We’ve written before about Cooper Hewitt’s first acquisition of an iOS app, Planetary: first Seb Chan and Aaron Cope described their unique and unusual way of “collecting” the app in 2014, and then we wrote about why Planetary was no longer functioning in 2019. In 2020, however, software developer Kemal Enver remastered the work and...
Free-blown glass vase with pale blue, purple, and gold-toned iridescent body, its shape is a depressed sphere with a squarish opening that has a turned-down rim. Three irregular thick ribs line the sides diminishing to points at the base.
Year of Glass: Imitating the Ancient
Start the 2022 Year of Glass with a modern glassmaker inspired by ancient Roman models.
A large textile with a grid of blue, purple and white squares is shown in a gallery display.
Imaging Indigo with Multiband Reflectance Subtraction

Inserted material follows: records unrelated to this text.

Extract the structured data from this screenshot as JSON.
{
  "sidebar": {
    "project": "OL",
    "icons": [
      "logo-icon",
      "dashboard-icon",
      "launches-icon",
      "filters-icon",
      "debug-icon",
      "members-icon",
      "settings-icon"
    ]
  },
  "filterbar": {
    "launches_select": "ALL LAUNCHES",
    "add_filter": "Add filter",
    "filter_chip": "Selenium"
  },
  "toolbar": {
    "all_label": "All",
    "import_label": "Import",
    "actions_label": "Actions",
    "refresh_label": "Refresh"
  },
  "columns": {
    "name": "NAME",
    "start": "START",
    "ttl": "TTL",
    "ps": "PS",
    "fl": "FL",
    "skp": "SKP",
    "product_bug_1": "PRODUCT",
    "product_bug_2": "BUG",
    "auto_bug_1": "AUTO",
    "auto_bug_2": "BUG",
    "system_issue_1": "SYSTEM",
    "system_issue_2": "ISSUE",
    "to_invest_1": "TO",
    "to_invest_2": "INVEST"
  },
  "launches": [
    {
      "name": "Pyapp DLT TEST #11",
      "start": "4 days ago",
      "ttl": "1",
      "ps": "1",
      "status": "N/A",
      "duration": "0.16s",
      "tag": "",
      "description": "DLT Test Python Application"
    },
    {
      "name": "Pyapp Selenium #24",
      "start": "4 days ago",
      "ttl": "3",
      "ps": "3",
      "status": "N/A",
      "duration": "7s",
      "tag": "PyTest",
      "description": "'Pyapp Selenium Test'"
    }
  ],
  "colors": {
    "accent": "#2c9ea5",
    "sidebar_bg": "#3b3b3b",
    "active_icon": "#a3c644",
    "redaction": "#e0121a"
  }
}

by Jessica Walthew (objects conservator), Kira Eng-Wilmot (textile conservator), and Pauline Nguyen (conservation intern) Nebula by Eduardo Portillo and María Dávila is made with a beautiful variety of fibers and dyes, including indigo in different intensities and in combination with the red dye cochineal to yield a dark purple color. This woven textile features an...
Textile with step motif in reds, oranges, and natural colors shown next to an ancient clay pot depicted wearing a tunic with the same motif.
Multiband Imaging of Cochineal-dyed textiles
by Jessica Walthew (objects conservator), Kira Eng-Wilmot (textile conservator),  and Pauline Nguyen (conservation intern) Several contemporary designers featured in our current exhibition Nature by Design: Cochineal (November 16, 2019–May 25, 2020) were inspired by historic materials and chose this fascinating cochineal dyestuff for their work. James Bassler’s textile Six X Four II is made with discontinuous warps...
Gallery view showing a selection of textiles and objects on display, with pink variegated wallpaper surrounding the room.
Spotlight on Current Research: Multiband Imaging for Dyed Textiles
by Jessica Walthew (objects conservator), Kira Eng-Wilmot (textile conservator), and Pauline Nguyen (conservation intern) Cooper Hewitt’s Conservation team recently acquired a Multiband imaging (MBI) photography kit, a useful tool for investigating pigments, coatings, and other artistic materials. In preparation for the exhibition Nature by Design: Cochineal, we worked with our summer intern Pauline Nguyen to...
X-Ray Vision: Exposing 40 Years of Gadgets
Digital Collection Intern Nicolai Garcia recounts the experience of producing x-ray images of electronic objects from Cooper Hewitt's collection.
A photograph of three wine glasses on a table. They are inverted and accompanied by barcodes and paintbrushes.
It’s a bird! It’s a plane!… I think it’s a “b”!
This post was written by guest authors Martha Singer, Mette Carlsen, Jakki Godfrey, and Kerith Koss Schrager, a  team of contract conservators who carried out Cooper Hewitt’s recent glass rehousing project. Today we’re taking a behind-the-scenes look at the nitty-gritty of object numbering in the museum. Object numbers aid in tracking storage locations and other...
Photograph of three shelves in a storage facility. All shelve archival gray boxes, and the top shelf also holds two teal glass bowls.
Glass Collection Storage at Cooper Hewitt
This post was written by guest authors Martha Singer, Mette Carlsen, Jakki Godfrey, and Kerith Koss Schrager, a  team of contract conservators who carried out Cooper Hewitt’s recent glass rehousing project. The Product Design and Decorative Arts department at Cooper Hewitt contains over 40,000 objects in all, and has a long history of collecting glass...